On September 11, veto referendums were filed against Senate Bill 276 and Senate Bill 714 in California. Both of the bills address the use of medical exemptions from vaccination schedules for school students. Gov. Gavin Newsom (D) signed the bills on September 9.
Proponents of the veto referendums will need to collect 623,212 valid signatures within 90 days of the governor’s signature, which means signatures are due on December 8, 2019. Secretary of State Alex Padilla (D) is expected to release ballot language for the veto referendums on September 23. If enough signatures are collected for the referendums, the laws would be on hold until voters decide whether to uphold or repeal them at the election on November 3, 2020.
SB 276 and SB 714 were designed to create a process for the California Department of Public Health to review medical exemption forms for school attendance and allow a trained immunization department staff member (who must be a physician, surgeon, or registered nurse) to revoke medical exemptions that do not meet CDC, ACIP, or AAP criteria. The bills also include a process to appeal decisions to revoke exemptions, prohibit doctors who the department considers to be contributing to a public health crisis from writing medical exemptions, establish the information that must appear on medical exemption forms, and create a system to monitor immunization levels in schools and institutions and patterns of high exemption form submissions by physicians. SB 714 was written to amend SB 276 after Gov. Newsom requested several changes to the original bill, including a longer grace period for students with medical exemptions that were issued before January 1, 2020.
The three individuals who filed the veto referendums—Denise Aguilar, Heidi Munoz Gleisner, and Tara Thornton—were active in protesting the vaccination bills in August and September, according to The Sacramento Bee. Aguilar described the protests as “just parents who are getting a little bit fed up with the bills that are being passed.” She added, “To have our health in bureaucrats’ hands, that’s the complete tyranny of the government.” Senator Richard Pan (D-6), who authored the laws, responded to the referendums, saying, “What they haven’t demonstrated through the legislative process is a compelling argument based on science and facts and when they go to the public they will need that. Pounding on doors and walls won’t be any more compelling to the public as it was to the Legislature.”
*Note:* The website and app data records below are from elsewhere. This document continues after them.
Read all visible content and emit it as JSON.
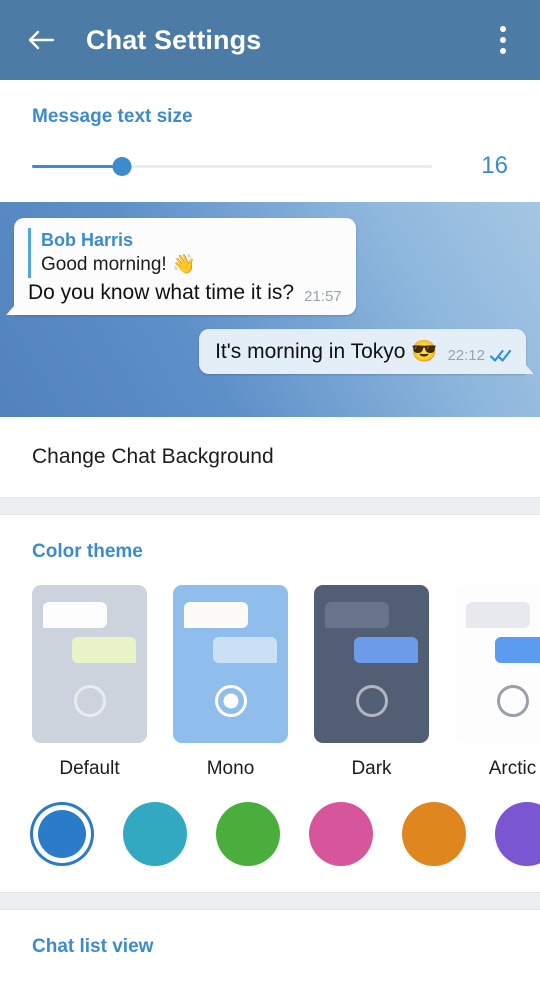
{
  "appbar": {
    "back_icon": "arrow-left-icon",
    "title": "Chat Settings",
    "overflow_icon": "more-vertical-icon"
  },
  "text_size": {
    "title": "Message text size",
    "value": "16",
    "percent": 22.5
  },
  "chat_preview": {
    "incoming": {
      "quote_name": "Bob Harris",
      "quote_text": "Good morning! 👋",
      "text": "Do you know what time it is?",
      "time": "21:57"
    },
    "outgoing": {
      "text": "It's morning in Tokyo 😎",
      "time": "22:12",
      "status_icon": "double-check-icon"
    }
  },
  "background_row": {
    "label": "Change Chat Background"
  },
  "color_theme": {
    "title": "Color theme",
    "themes": [
      {
        "label": "Default",
        "selected": false,
        "bg": "#ccd3dd",
        "bubble_in": "#fdfdfd",
        "bubble_out": "#e9f5c9"
      },
      {
        "label": "Mono",
        "selected": true,
        "bg": "#8fbdec",
        "bubble_in": "#fdfbf7",
        "bubble_out": "#cbe0f5"
      },
      {
        "label": "Dark",
        "selected": false,
        "bg": "#525e74",
        "bubble_in": "#68748a",
        "bubble_out": "#6c9ce8"
      },
      {
        "label": "Arctic",
        "selected": false,
        "bg": "#fdfdfd",
        "bubble_in": "#e7e9ee",
        "bubble_out": "#5c9cf0"
      }
    ],
    "swatches": [
      {
        "name": "blue",
        "color": "#2a7bc8",
        "selected": true
      },
      {
        "name": "teal",
        "color": "#32a9c0",
        "selected": false
      },
      {
        "name": "green",
        "color": "#4aae3c",
        "selected": false
      },
      {
        "name": "pink",
        "color": "#d6559b",
        "selected": false
      },
      {
        "name": "orange",
        "color": "#e0861f",
        "selected": false
      },
      {
        "name": "purple",
        "color": "#7a57d1",
        "selected": false
      }
    ]
  },
  "chat_list_view": {
    "title": "Chat list view"
  }
}
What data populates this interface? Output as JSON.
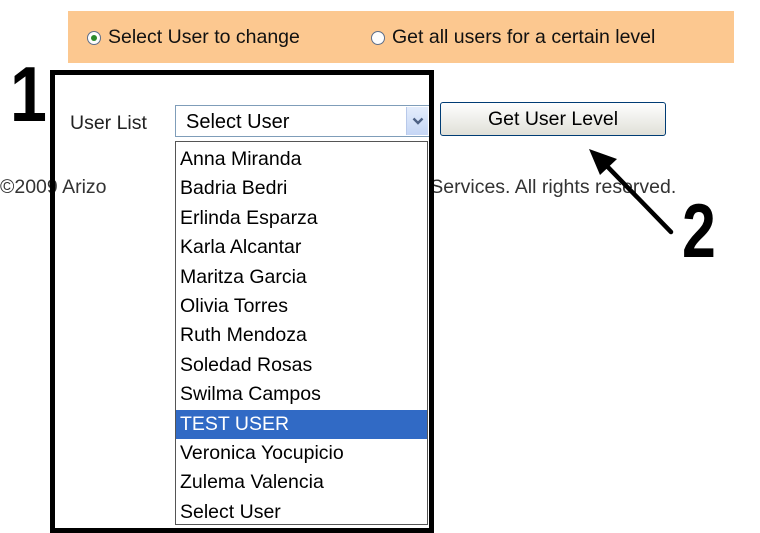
{
  "mode_selector": {
    "options": [
      {
        "label": "Select User to change",
        "checked": true
      },
      {
        "label": "Get all users for a certain level",
        "checked": false
      }
    ]
  },
  "form": {
    "user_list_label": "User List",
    "select_value": "Select User",
    "get_level_button": "Get User Level"
  },
  "dropdown": {
    "items": [
      "Anna Miranda",
      "Badria Bedri",
      "Erlinda Esparza",
      "Karla Alcantar",
      "Maritza Garcia",
      "Olivia Torres",
      "Ruth Mendoza",
      "Soledad Rosas",
      "Swilma Campos",
      "TEST USER",
      "Veronica Yocupicio",
      "Zulema Valencia",
      "Select User"
    ],
    "highlighted": "TEST USER"
  },
  "footer": {
    "visible_left": "©2009 Arizo",
    "visible_right": "n Services. All rights reserved."
  },
  "annotations": {
    "box_label": "1",
    "arrow_label": "2"
  },
  "colors": {
    "radio_bar_bg": "#fcc890",
    "highlight": "#316ac5"
  }
}
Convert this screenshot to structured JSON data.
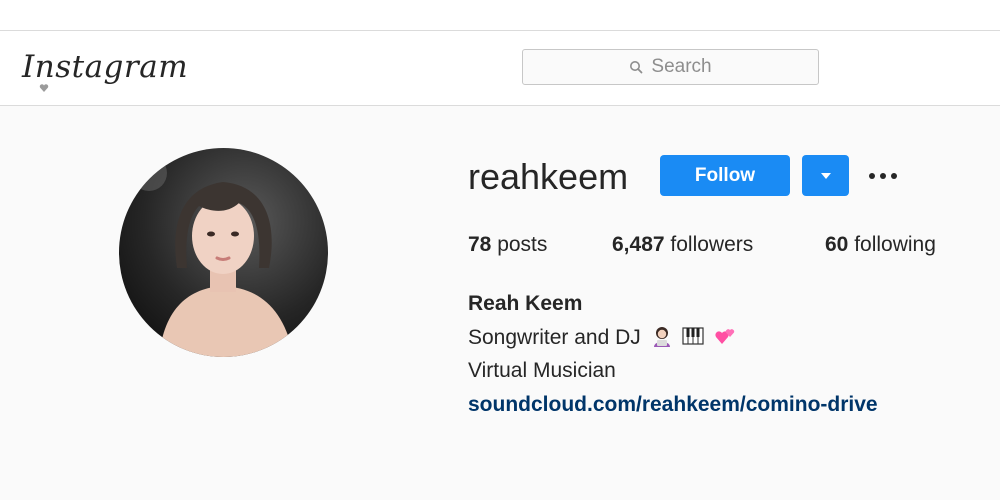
{
  "header": {
    "logo_text": "Instagram",
    "search_placeholder": "Search"
  },
  "profile": {
    "username": "reahkeem",
    "follow_label": "Follow",
    "stats": {
      "posts_count": "78",
      "posts_label": "posts",
      "followers_count": "6,487",
      "followers_label": "followers",
      "following_count": "60",
      "following_label": "following"
    },
    "bio": {
      "name": "Reah Keem",
      "line1": "Songwriter and DJ",
      "line1_emojis": [
        "woman-technologist-emoji",
        "piano-emoji",
        "two-hearts-emoji"
      ],
      "line2": "Virtual Musician",
      "link": "soundcloud.com/reahkeem/comino-drive"
    }
  },
  "colors": {
    "accent": "#1a8bf4",
    "link": "#003569",
    "text": "#262626",
    "muted": "#8e8e8e",
    "background": "#fafafa"
  }
}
After Gov. Jerry Brown (D) signed SB 277, which eliminated personal belief and religious exemptions from vaccination requirements, former Rep. Tim Donnelly (R-33) filed a veto referendum to overturn the law. On October 7, Donnelly said the campaign lacked financial contributions and signatures, which led to the veto referendum failing to make the ballot. While the signature requirement in 2015 was 365,880, the signature requirement in 2019 is a quarter-million higher at 623,212.
Californian’s have voted on 48 veto referendums since the state’s first in 1912. Voters upheld the targeted legislation in 20 veto referendum measures and repealed it in 28. Nationwide, between 1906 and 2018, 521 veto referendums appeared on the ballot in 23 states. Voters repealed 340 (65.3 percent) of the targeted laws and upheld 181 (34.7 percent). California has had the third most veto referendum measures certified for the ballot behind North Dakota (75) and Oregon (68).